Stored data entries:
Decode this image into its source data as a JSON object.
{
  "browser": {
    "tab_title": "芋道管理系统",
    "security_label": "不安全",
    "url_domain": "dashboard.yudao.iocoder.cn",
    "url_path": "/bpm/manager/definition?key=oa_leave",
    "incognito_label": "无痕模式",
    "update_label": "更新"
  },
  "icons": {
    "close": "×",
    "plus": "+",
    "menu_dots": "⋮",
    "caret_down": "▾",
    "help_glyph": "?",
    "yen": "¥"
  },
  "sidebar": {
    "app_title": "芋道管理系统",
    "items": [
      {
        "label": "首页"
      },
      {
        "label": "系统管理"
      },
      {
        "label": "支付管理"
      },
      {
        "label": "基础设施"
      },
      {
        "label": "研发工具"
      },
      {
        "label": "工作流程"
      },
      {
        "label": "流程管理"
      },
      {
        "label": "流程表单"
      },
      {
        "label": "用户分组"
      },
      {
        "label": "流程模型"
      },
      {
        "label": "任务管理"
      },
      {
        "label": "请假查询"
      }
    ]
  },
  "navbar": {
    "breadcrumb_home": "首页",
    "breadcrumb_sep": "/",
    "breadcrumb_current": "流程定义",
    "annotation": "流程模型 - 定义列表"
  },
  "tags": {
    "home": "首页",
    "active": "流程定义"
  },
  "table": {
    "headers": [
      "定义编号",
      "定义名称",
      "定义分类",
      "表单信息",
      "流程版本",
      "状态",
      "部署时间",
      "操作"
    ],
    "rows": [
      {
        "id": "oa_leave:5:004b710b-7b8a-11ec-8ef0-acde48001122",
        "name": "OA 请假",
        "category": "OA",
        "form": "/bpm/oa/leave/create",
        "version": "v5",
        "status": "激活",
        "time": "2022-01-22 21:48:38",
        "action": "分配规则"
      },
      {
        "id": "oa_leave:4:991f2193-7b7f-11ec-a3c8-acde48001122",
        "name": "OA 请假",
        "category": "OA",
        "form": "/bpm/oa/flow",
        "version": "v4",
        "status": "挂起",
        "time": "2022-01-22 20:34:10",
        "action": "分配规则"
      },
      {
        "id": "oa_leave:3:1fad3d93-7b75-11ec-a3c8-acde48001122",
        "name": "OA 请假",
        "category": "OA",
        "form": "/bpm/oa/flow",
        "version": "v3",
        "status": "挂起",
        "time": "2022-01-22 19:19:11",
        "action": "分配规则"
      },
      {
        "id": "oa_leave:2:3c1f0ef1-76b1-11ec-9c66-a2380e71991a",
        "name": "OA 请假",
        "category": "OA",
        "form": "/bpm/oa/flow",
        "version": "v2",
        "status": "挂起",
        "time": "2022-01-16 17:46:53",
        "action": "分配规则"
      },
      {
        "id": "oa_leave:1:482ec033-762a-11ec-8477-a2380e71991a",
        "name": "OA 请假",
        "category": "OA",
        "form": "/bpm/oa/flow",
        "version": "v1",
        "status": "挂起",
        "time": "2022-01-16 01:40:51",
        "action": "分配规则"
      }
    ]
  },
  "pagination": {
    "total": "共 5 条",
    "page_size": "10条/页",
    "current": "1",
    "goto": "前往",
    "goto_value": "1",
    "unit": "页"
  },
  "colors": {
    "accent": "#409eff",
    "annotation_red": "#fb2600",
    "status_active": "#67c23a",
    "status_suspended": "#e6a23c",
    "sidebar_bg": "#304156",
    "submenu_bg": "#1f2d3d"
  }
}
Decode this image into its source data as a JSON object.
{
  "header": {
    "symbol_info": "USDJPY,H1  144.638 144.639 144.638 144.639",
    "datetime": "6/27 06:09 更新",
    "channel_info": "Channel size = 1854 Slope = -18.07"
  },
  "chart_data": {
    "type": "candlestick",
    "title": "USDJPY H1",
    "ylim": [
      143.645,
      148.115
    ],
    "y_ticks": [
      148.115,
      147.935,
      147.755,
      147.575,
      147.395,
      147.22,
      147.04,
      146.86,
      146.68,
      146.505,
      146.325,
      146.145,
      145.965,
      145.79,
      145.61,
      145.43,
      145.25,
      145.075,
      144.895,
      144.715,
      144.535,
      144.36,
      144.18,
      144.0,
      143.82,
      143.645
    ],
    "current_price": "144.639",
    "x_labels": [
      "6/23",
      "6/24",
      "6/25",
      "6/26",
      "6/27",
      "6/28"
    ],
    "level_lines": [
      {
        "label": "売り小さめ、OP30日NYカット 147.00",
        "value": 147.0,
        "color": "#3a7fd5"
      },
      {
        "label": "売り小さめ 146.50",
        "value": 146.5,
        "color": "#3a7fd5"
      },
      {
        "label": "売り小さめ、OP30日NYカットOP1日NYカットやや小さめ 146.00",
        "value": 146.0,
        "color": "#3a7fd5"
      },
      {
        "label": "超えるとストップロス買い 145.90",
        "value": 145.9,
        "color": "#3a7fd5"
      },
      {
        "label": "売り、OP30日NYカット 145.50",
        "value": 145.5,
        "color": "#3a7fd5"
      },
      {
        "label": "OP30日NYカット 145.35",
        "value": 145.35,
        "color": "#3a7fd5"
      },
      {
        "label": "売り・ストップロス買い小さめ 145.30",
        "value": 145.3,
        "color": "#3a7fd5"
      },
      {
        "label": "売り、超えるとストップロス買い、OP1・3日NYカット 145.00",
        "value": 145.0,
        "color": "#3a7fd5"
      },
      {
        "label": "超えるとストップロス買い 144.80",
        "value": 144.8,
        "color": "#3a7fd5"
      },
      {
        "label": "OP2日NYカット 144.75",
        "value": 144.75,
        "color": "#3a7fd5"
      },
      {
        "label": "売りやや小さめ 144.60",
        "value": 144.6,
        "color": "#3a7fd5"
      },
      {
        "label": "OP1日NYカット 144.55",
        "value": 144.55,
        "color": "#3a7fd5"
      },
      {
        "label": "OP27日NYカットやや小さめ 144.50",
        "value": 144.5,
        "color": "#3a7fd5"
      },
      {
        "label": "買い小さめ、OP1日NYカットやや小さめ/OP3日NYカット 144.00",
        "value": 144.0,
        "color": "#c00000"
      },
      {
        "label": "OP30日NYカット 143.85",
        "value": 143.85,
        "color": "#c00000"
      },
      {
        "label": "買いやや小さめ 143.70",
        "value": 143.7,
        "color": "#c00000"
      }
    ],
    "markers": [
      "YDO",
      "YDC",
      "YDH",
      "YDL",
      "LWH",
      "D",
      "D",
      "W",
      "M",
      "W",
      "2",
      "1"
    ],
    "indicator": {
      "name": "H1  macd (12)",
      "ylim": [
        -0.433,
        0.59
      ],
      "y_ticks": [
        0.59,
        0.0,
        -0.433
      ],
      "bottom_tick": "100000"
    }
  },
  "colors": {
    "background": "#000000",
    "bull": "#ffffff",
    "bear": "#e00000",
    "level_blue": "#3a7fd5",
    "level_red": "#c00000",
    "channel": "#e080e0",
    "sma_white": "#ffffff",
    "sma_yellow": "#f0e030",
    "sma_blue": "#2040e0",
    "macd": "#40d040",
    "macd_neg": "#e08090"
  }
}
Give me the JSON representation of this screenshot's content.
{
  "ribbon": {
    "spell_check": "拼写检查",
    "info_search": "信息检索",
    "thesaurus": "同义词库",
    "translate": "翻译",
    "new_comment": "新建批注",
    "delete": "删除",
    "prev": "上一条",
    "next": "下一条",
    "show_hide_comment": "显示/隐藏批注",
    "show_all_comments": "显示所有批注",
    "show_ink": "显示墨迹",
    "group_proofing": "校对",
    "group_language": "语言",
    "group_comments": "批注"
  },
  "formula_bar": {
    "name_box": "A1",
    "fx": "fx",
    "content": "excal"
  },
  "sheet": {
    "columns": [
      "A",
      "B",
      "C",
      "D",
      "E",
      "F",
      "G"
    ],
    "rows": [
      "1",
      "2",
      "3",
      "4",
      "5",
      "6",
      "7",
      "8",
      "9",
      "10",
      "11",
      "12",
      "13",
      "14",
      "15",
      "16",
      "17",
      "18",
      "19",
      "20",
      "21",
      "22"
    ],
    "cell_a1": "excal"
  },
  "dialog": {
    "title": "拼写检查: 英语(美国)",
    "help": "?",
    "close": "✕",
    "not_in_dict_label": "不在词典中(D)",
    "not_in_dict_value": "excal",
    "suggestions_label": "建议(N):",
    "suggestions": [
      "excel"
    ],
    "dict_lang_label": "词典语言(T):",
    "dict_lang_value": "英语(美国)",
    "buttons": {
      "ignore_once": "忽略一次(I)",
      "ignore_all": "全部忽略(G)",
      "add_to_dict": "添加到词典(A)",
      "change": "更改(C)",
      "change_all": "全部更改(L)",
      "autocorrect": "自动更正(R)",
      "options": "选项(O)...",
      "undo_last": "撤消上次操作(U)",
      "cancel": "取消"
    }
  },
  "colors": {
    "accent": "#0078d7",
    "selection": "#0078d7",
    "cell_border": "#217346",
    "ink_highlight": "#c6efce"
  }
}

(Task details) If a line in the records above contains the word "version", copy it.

(Response)
        "version": "v5",
        "version": "v4",
        "version": "v3",
        "version": "v2",
        "version": "v1",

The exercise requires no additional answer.